Scientists from NSIDC have spent the last two Antarctic field seasons studying one of the little-known megadunes areas of the continent. The NSIDC Research Team, which included Ted Scambos, Rob Bauer, and Terry Haran, worked with a team of other researchers and support staff in extreme weather conditions to gather data in one of the most remote parts of the world. Unlike snow dunes that are piles of drifted snow, Antarctic megadunes are long, undulating waves in the surface of the ice sheet. The dunes are 2 to 4 meters (6.5 to 13 feet) high and 2 to 5 kilometers (1 to 3 miles) apart. Ted describes the dunes as "extremely gentle waves or stripes in the snow."
The team conducted field research collecting snow pit samples, setting up automatic weather stations (AWS), traversing via snowmobile with ground-penetrating radar (GPR) devices, photographing various sites, and drilling shallow and deep ice cores.
The first year, field work was conducted during November 2002. The second season was during December 2003 and January 2004.
In the Field
"Field work" on the East Antarctic Plateau may sound like a fun adventure. But imagine coming in from working in the constant freezing wind to "warm up" in a tent that is 28°F. As Ted says, "Staying warm and protecting your skin are the main concerns. Temperatures are frigid even in summer, -20 to -30°C (-5 to -22°F). But the wind is the real danger." Wind chill temperatures can reach -46°C (-51°F). Now imagine living and working in those conditions for three weeks.
Megadunes camp — second season
Researchers had to keep safety in mind at all times. During the first season at the site, people could be out for two to three hours at the most, due to the extreme wind and cold. The weather during the second season was more forgiving, allowing work for up to 10 hours outdoors. The altitude was another challenge. The megadunes field site is approximately 2,896 meters (9,500 feet) above sea level. But because of the Earth's spin, atmospheric pressure in Antarctica is lower than elsewhere on the planet, making the field site seem more like 3,353 meters (11,000 feet) above sea level. Altitude sickness is always a threat.
Rob Bauer was the Safety Officer, using his years of mountaineering, rescue, and emergency medical experience to keep the team out of danger. He took the pulse and oxygen absorption levels of each team member at least once a day to monitor changes. "Even people from high altitudes can suffer from altitude sickness. It's something I had to keep a constant eye on," he said.
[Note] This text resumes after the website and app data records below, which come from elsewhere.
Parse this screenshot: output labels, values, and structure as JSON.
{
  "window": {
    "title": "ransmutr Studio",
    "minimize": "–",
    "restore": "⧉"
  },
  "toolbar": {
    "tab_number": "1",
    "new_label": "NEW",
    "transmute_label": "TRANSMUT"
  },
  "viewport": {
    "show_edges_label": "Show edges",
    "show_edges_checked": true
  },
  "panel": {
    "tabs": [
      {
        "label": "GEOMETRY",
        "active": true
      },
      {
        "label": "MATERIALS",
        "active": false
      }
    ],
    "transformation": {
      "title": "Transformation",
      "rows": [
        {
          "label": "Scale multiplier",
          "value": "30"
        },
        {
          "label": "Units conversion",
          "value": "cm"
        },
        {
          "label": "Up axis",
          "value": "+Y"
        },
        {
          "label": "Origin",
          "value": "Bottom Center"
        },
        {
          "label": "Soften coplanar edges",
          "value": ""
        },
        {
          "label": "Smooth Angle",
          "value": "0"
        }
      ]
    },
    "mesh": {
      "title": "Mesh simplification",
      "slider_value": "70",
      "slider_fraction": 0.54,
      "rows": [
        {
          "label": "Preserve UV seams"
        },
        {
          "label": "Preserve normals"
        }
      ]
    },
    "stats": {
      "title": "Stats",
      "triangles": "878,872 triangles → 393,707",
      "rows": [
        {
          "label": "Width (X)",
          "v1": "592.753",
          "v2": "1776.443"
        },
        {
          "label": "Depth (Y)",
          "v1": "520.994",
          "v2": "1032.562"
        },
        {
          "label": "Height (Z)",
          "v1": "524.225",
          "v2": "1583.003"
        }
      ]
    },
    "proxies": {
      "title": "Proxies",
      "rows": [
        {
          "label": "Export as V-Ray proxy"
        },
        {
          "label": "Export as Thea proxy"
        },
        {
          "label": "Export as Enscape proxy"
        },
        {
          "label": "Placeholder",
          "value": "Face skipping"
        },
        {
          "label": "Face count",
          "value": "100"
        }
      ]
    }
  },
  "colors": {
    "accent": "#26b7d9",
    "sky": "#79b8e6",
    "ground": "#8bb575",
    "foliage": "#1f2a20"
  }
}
Asked if he had to perform any rescues or care for frostbite, Rob replied, "One person had cracked fingers from working in the cold. The best way to treat it is using Super Glue. It prevents further cracking and creates a hard surface," tapping his fingertips on the table to demonstrate. Ted added, "The two most important things to have in Antarctica are Duct tape and Super Glue." People in the field sometimes put Duct tape right on their faces to prevent frostbite. Ted speaks from experience — he had a patch of frostbite on his cheek during the first season.
Megadunes were first noticed in scattered areas by pilots flying over other parts of East Antarctica. They saw the striped appearance of the long, low dunes. Satellite imagery showed that megadunes areas were huge areas — one area alone is the size of California. All the megadunes areas together cover approximately 500,000 square kilometers (193,000 square miles) of Antarctica, an area larger than the state of Texas.
Megadunes are slightly rounded at their crests and are so subtle that a person on the ground cannot see the pattern. Even in the aerial photograph below, the megadune area looks like light and dark stripes in the snow:
Photograph taken from an airplane over the megadunes
Science review: Dr. Ted Scambos, NSIDC
Writing, editing, and site design: NSIDC Communications Group